 It took me a while to decide that Ruby Sparks – currently screening in America, out soon in other countries – is surely Kazan’s rebuke to the (one presumes) deluge of Manic Pixie Dream Girl characters she gets asked to audition for. She has essentially written herself in the most Deschanel-esque way possible, complete with cutesy mixy-matchy fashion ensembles and frenzied flamboyance. It would be all too diabolically la-di-da – especially given that Paul Dano’s novelist works on a retro typewriter (!!!) – if it weren't littered with moments of genuine sadness. Kazan clearly wrote the film’s second half as her own cathartic piece of performance art as she fluctuates wildly from one personality type to another, before screaming and crying about free will.

It should have come so much closer to intolerable, but somehow it comes together and works. Not as well as Little Miss Sunshine, mind you, but close enough to make its disappointing American box office all the more confusing.


Annette Bening and Antonio Banderas show up briefly and have mad fun in the process as a couple of zen hippies, while Chris Messina (filling his niche of Eternally Supportive Boyfriend) has some moments of wide-eyed wonder that really help ground the film’s fantasy plot. I will forgive the filmmakers some lapses in judgement – that ending is troublesome – as most of Ruby Sparks manages to pull off the tricky mechanics of its story with zesty aplomb. Kazan certainly has some harsh words for Hollywood, but the industry doesn’t take too well to women who object to staying in their ill-fitting assigned boxes so maybe we actressexuals should start paying some attention to her sooner rather than later. (B)

More in Melbourne

No matter what one makes of Kazan’s writer/actor effort in the above film, however, will probably be twofold when it comes to Marina Abramovic. The Serbian-born performance artist’s own manifest reads (at least in part) that an artist should never become an idol. The fact that she agreed to a documentary about herself, filmed during a Museum of Modern Art (MoMA) retrospective of her work, whilst her newest piece involves people looking directly at her makes this particularly personal rule stand out like a sore thumb in the thoroughly engaging Marina Abramovic: The Artist is Present. No matter what one things of Abramovic and/or her work, this documentary by Matthew Akers should hopefully prove enlightening even if it never quite reaches the cinematically adventurous heights of its subject. And, hey, nudie bits! (B+ - full review)

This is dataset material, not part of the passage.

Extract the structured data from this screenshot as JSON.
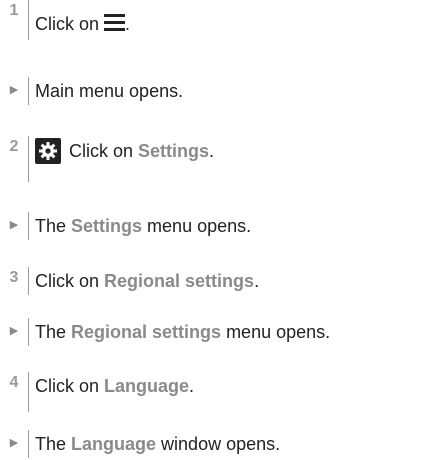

Marina will beat you in a staring match

If The Artist Is Present proved an insightful look at the world of performance art, then This Ain’t California does the same for East Germany in the 1980s. Sounds niche, but it’s oh so fun watching Marten Persiel sift through his friends’ early years as rebellious punks. Filled with wonderfully rich super 8 video footage, This Ain’t California shines a light on how the oppressed youth of the GDR discovered American hip-hop and skate culture despite living in the shadow of the Berlin Wall. A very literal east-meets-west deal that sees these new wave teens become intertwined with the corporate world, the Stasi police, the war in Afghanistan, and too many denim jean jackets and man-perms to count. Coupled with an incredible soundtrack plus the pure athleticism of its subjects, this is one unique spin on Americana with a German twist. (B+ - full review)

Lastly, there’s a reason why a film with as big a cast of Jayne Mansfield’s Car hasn’t amassed much in the way of buzz. It’s because it’s not particularly good. Did you know that war is hell and messes with soldier’s minds? Billy Bob Thornton sure thinks you don’t! (C­+)